9. The carbon dioxide removal system of claim 8, wherein:

the plurality of absorption stages further comprise a fourth absorption stage;
the fourth absorption stage comprises a fourth direct contact absorption cooling tower configured to receive the fourth exhaust stream from the third absorption stage, to absorb carbon dioxide from the fourth exhaust stream and to lower a temperature of the fourth exhaust stream using a fourth solvent stream containing a physical solvent;
the carbon dioxide removal system further comprises a regeneration system configured to receive a first input solvent stream from the third absorption stage and a second input solvent stream from the fourth absorption stage, and to output a lean solvent stream; and
each of the first and fourth solvent streams is a portion of the lean solvent stream output by the regeneration system.

10. The carbon dioxide removal system of claim 9, wherein the regeneration system is further configured to output a high-purity CO2 stream.

11. The carbon dioxide removal system of claim 1, wherein:

the plurality of absorption stages comprise a final absorption stage; and
the final absorption stage comprises: a compressor configured to receive an exhaust stream from a previous absorption stage and to compress that exhaust stream, and an direct contact absorption cooling tower configured to absorb carbon dioxide from that compressed exhaust stream and to lower a temperature of that compressed exhaust stream using a solvent stream containing a physical solvent;
the carbon dioxide removal system further comprises a regeneration system configured to receive at least one solvent stream from at least one of the absorption stages and to output a lean solvent stream; and
the solvent stream used in the direct contact absorption cooling tower of the final absorption stage is a portion of the lean solvent stream output by the regeneration system.

12. The carbon dioxide removal system of claim 11, wherein the regeneration system is further configured to output a high-purity CO2 stream.

13. The carbon dioxide removal system of claim 1, further comprising:

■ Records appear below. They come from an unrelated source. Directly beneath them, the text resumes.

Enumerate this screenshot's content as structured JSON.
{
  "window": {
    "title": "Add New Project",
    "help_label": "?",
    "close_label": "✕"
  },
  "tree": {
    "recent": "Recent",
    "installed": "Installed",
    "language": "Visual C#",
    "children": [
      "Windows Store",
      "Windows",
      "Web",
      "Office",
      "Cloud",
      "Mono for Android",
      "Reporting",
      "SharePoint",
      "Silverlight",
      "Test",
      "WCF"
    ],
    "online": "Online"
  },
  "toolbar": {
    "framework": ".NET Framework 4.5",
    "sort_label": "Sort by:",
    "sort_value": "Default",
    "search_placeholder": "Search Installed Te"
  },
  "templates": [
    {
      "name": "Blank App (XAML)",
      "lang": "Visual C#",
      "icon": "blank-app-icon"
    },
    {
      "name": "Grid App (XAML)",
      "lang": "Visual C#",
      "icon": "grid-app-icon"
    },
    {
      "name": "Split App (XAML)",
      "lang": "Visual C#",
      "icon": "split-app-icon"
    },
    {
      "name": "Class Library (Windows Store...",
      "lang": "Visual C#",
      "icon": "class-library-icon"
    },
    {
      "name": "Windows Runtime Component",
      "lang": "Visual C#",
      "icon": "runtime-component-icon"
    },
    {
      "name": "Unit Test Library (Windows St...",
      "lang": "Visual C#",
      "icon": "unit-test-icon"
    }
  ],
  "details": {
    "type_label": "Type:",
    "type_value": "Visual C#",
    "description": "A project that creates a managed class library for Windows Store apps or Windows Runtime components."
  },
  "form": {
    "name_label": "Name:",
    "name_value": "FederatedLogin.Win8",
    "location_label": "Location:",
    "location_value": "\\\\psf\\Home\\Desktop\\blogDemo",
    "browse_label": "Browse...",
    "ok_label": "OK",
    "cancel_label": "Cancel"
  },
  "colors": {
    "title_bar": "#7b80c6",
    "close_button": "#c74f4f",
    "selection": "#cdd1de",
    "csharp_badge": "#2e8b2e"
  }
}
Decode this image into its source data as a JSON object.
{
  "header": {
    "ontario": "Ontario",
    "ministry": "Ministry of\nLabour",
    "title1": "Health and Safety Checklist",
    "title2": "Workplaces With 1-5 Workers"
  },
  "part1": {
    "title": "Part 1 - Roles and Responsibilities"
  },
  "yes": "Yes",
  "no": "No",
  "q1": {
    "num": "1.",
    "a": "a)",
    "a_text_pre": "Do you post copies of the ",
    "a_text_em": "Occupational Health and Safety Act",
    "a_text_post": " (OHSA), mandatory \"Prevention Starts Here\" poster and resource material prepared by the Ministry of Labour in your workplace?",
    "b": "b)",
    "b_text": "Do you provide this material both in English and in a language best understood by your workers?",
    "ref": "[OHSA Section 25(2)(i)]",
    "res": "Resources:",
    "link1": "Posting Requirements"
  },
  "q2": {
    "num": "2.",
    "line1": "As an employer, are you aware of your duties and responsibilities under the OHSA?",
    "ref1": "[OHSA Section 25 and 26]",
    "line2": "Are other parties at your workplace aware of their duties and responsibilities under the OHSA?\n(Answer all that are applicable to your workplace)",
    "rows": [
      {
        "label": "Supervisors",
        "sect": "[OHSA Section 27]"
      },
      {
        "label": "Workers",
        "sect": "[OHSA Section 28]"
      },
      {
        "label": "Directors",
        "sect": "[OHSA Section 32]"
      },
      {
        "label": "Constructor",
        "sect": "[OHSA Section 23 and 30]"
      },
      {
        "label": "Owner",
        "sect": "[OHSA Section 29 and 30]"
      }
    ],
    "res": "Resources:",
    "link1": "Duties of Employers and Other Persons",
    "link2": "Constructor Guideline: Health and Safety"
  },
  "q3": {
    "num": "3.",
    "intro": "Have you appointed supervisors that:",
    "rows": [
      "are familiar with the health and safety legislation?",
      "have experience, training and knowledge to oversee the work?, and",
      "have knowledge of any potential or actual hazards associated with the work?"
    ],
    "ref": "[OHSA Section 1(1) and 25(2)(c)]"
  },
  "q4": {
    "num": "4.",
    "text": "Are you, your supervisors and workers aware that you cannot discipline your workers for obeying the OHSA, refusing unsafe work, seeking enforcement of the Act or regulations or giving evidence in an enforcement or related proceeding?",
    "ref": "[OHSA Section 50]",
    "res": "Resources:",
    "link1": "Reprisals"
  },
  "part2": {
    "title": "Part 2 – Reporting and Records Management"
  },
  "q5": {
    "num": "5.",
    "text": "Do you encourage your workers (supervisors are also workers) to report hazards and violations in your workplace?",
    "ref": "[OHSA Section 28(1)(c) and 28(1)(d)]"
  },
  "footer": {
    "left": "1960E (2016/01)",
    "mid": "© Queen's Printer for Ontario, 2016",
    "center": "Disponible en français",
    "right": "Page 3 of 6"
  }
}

a regeneration system comprising a first regeneration tower configured to receive at least one solvent stream from at least one of the plurality of absorption stages and to output a first lean solvent stream.

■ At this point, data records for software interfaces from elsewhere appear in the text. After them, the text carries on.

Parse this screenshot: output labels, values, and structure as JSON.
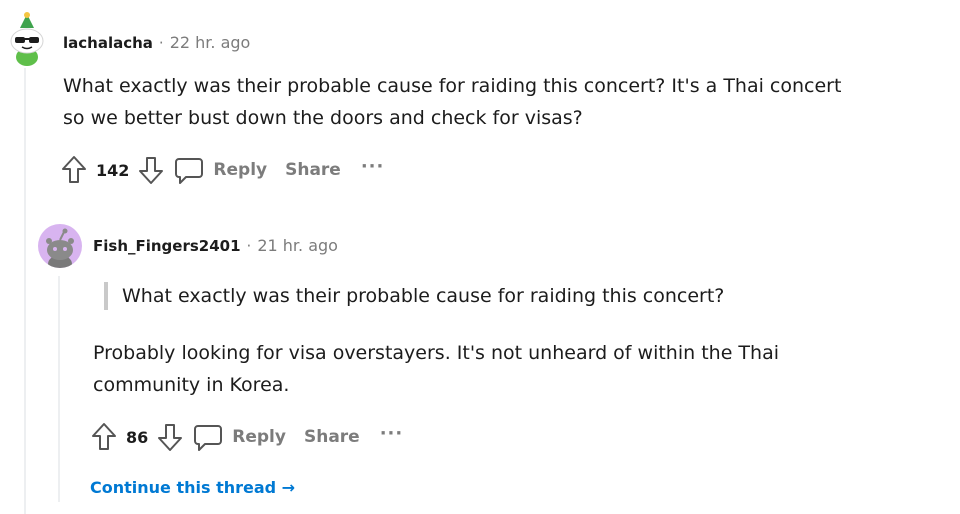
{
  "comment1": {
    "username": "lachalacha",
    "separator": "·",
    "time": "22 hr. ago",
    "body_lines": [
      "What exactly was their probable cause for raiding this concert? It's a Thai concert",
      "so we better bust down the doors and check for visas?"
    ],
    "votes": "142",
    "reply_label": "Reply",
    "share_label": "Share",
    "more_label": "···"
  },
  "comment2": {
    "username": "Fish_Fingers2401",
    "separator": "·",
    "time": "21 hr. ago",
    "quote": "What exactly was their probable cause for raiding this concert?",
    "body_lines": [
      "Probably looking for visa overstayers. It's not unheard of within the Thai",
      "community in Korea."
    ],
    "votes": "86",
    "reply_label": "Reply",
    "share_label": "Share",
    "more_label": "···",
    "continue_label": "Continue this thread →"
  },
  "colors": {
    "link_blue": "#0079d3",
    "meta_gray": "#7c7c7c",
    "avatar2_bg": "#d8b4f0"
  }
}
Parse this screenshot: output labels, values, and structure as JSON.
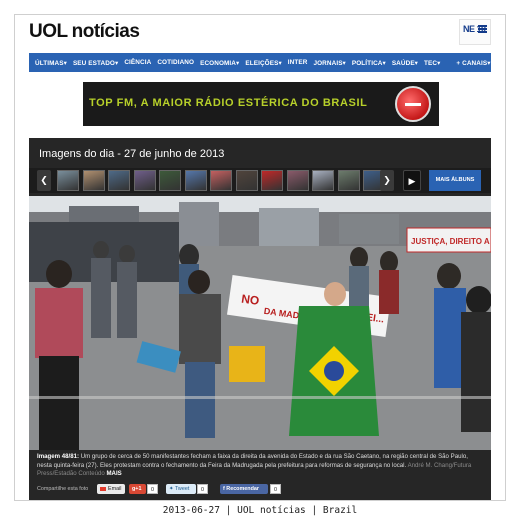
{
  "masthead": {
    "brand": "UOL",
    "section": "notícias",
    "partner_logo": "NE 10"
  },
  "nav": {
    "items": [
      "ÚLTIMAS▾",
      "SEU ESTADO▾",
      "CIÊNCIA",
      "COTIDIANO",
      "ECONOMIA▾",
      "ELEIÇÕES▾",
      "INTER",
      "JORNAIS▾",
      "POLÍTICA▾",
      "SAÚDE▾",
      "TEC▾",
      "+ CANAIS▾"
    ]
  },
  "ad": {
    "text": "TOP FM, A MAIOR RÁDIO ESTÉRICA DO BRASIL"
  },
  "gallery": {
    "title": "Imagens do dia - 27 de junho de 2013",
    "prev_icon": "chevron-left-icon",
    "next_icon": "chevron-right-icon",
    "play_icon": "play-icon",
    "more_albums_label": "MAIS ÁLBUNS",
    "thumb_colors": [
      "#7a8f9c",
      "#b09070",
      "#4e6a88",
      "#6f5e8a",
      "#3d5a3a",
      "#5577aa",
      "#c46060",
      "#50443c",
      "#c02828",
      "#8a5a6a",
      "#a8b0c0",
      "#6c7c6c",
      "#3e5f8a"
    ],
    "photo": {
      "banner_text": "JUSTIÇA, DIREITO A TRABALHAR",
      "sign_left": "NO",
      "sign_mid": "DA MADRUGADA",
      "sign_right": "OS REI...",
      "sky_color": "#dfe3e6",
      "road_color": "#8c8e90"
    },
    "caption": {
      "label": "Imagem 48/81:",
      "text": "Um grupo de cerca de 50 manifestantes fecham a faixa da direita da avenida do Estado e da rua São Caetano, na região central de São Paulo, nesta quinta-feira (27). Eles protestam contra o fechamento da Feira da Madrugada pela prefeitura para reformas de segurança no local.",
      "credit": "André M. Chang/Futura Press/Estadão Conteúdo",
      "more": "MAIS"
    },
    "share": {
      "label": "Compartilhe esta foto",
      "email": "Email",
      "gplus": "g+1",
      "gplus_count": "0",
      "tweet": "Tweet",
      "tweet_count": "0",
      "facebook": "Recomendar",
      "facebook_count": "0"
    }
  },
  "footer": {
    "text": "2013-06-27 | UOL notícias | Brazil"
  },
  "colors": {
    "nav_blue": "#2a63b3",
    "gallery_bg": "#262626"
  }
}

14. The carbon dioxide removal system of claim 13, wherein the regeneration system further comprises a second regeneration tower configured to remove oxygen and nitrogen from the first lean solvent stream using a portion of the exhaust stream from an anode of the fuel cell, and to output a second lean solvent stream.

15. The carbon dioxide removal system of claim 1, further comprising:

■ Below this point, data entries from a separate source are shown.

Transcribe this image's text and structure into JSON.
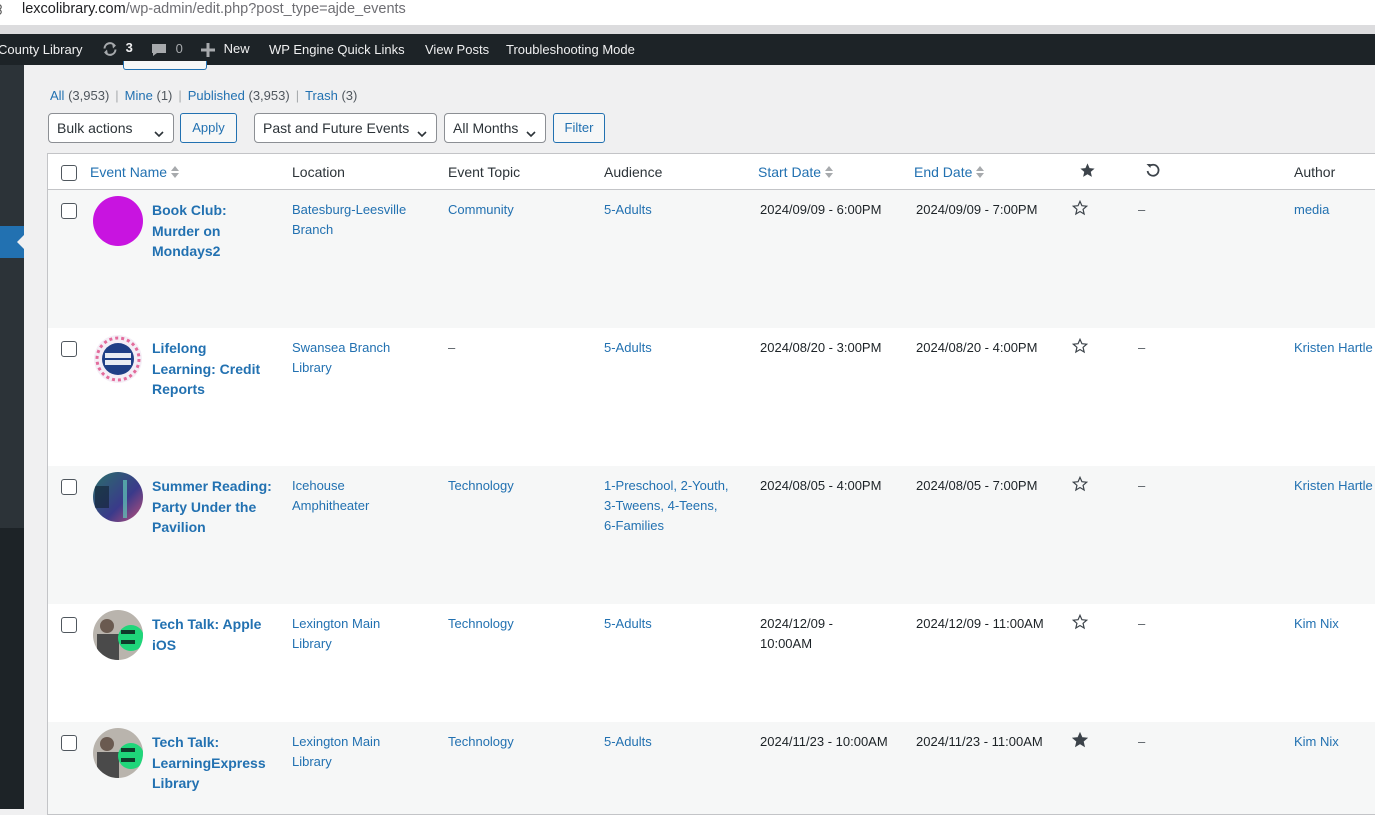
{
  "browser": {
    "url_domain": "lexcolibrary.com",
    "url_path": "/wp-admin/edit.php?post_type=ajde_events"
  },
  "adminbar": {
    "site_name": "County Library",
    "updates_count": "3",
    "comments_count": "0",
    "new_label": "New",
    "quick_links": "WP Engine Quick Links",
    "view_posts": "View Posts",
    "troubleshooting": "Troubleshooting Mode"
  },
  "filters": {
    "all_label": "All",
    "all_count": "(3,953)",
    "mine_label": "Mine",
    "mine_count": "(1)",
    "published_label": "Published",
    "published_count": "(3,953)",
    "trash_label": "Trash",
    "trash_count": "(3)",
    "separator": "|"
  },
  "controls": {
    "bulk_actions": "Bulk actions",
    "apply": "Apply",
    "event_range": "Past and Future Events",
    "months": "All Months",
    "filter": "Filter"
  },
  "columns": {
    "event_name": "Event Name",
    "location": "Location",
    "event_topic": "Event Topic",
    "audience": "Audience",
    "start_date": "Start Date",
    "end_date": "End Date",
    "author": "Author"
  },
  "rows": [
    {
      "title_lines": [
        "Book Club:",
        "Murder on",
        "Mondays2"
      ],
      "location_lines": [
        "Batesburg-Leesville",
        "Branch"
      ],
      "topic": "Community",
      "audience_lines": [
        "5-Adults"
      ],
      "start": "2024/09/09 - 6:00PM",
      "end": "2024/09/09 - 7:00PM",
      "featured": false,
      "repeat": "–",
      "author": "media"
    },
    {
      "title_lines": [
        "Lifelong",
        "Learning: Credit",
        "Reports"
      ],
      "location_lines": [
        "Swansea Branch",
        "Library"
      ],
      "topic": "–",
      "audience_lines": [
        "5-Adults"
      ],
      "start": "2024/08/20 - 3:00PM",
      "end": "2024/08/20 - 4:00PM",
      "featured": false,
      "repeat": "–",
      "author": "Kristen Hartle"
    },
    {
      "title_lines": [
        "Summer Reading:",
        "Party Under the",
        "Pavilion"
      ],
      "location_lines": [
        "Icehouse",
        "Amphitheater"
      ],
      "topic": "Technology",
      "audience_lines": [
        "1-Preschool, 2-Youth,",
        "3-Tweens, 4-Teens,",
        "6-Families"
      ],
      "start": "2024/08/05 - 4:00PM",
      "end": "2024/08/05 - 7:00PM",
      "featured": false,
      "repeat": "–",
      "author": "Kristen Hartle"
    },
    {
      "title_lines": [
        "Tech Talk: Apple",
        "iOS"
      ],
      "location_lines": [
        "Lexington Main",
        "Library"
      ],
      "topic": "Technology",
      "audience_lines": [
        "5-Adults"
      ],
      "start_lines": [
        "2024/12/09 -",
        "10:00AM"
      ],
      "end": "2024/12/09 - 11:00AM",
      "featured": false,
      "repeat": "–",
      "author": "Kim Nix"
    },
    {
      "title_lines": [
        "Tech Talk:",
        "LearningExpress",
        "Library"
      ],
      "location_lines": [
        "Lexington Main",
        "Library"
      ],
      "topic": "Technology",
      "audience_lines": [
        "5-Adults"
      ],
      "start": "2024/11/23 - 10:00AM",
      "end": "2024/11/23 - 11:00AM",
      "featured": true,
      "repeat": "–",
      "author": "Kim Nix"
    }
  ],
  "colors": {
    "link": "#2271b1",
    "admin_bar": "#1d2327",
    "avatar_purple": "#c814e0"
  },
  "icons": {
    "updates": "refresh-icon",
    "comments": "comment-icon",
    "new": "plus-icon",
    "featured_column": "star-icon",
    "repeat_column": "undo-icon"
  }
}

a regeneration system comprising a regeneration tower configured to remove oxygen and nitrogen from the first lean solvent stream using a portion of the exhaust stream from an anode of the fuel cell, and output a second lean solvent stream.

16. The carbon dioxide removal system of claim 1, further comprising:

the fuel cell comprising the anode;
wherein the fuel cell is a molten carbonate fuel cell.

17. The carbon dioxide removal system of claim 1, wherein the physical solvent is a polyethylene glycol dimethyl ether (PGDE) based solvent.

18. The carbon dioxide removal system of claim 17, wherein the PGDE based solvent is Selexol™.

Patent History

Publication number: 20190140296
Type: Application
Filed: Apr 26, 2017
Publication Date: May 9, 2019
Applicant: FuelCell Energy, Inc. (Danbury, CT)
Inventors: Fred C. JAHNKE (Rye, NY), Matthew LAMBRECH (Sherman, CT)
Application Number: 16/096,596

Classifications

International Classification: H01M 8/0668 (20060101); B01D 53/14 (20060101); C02F 1/06 (20060101);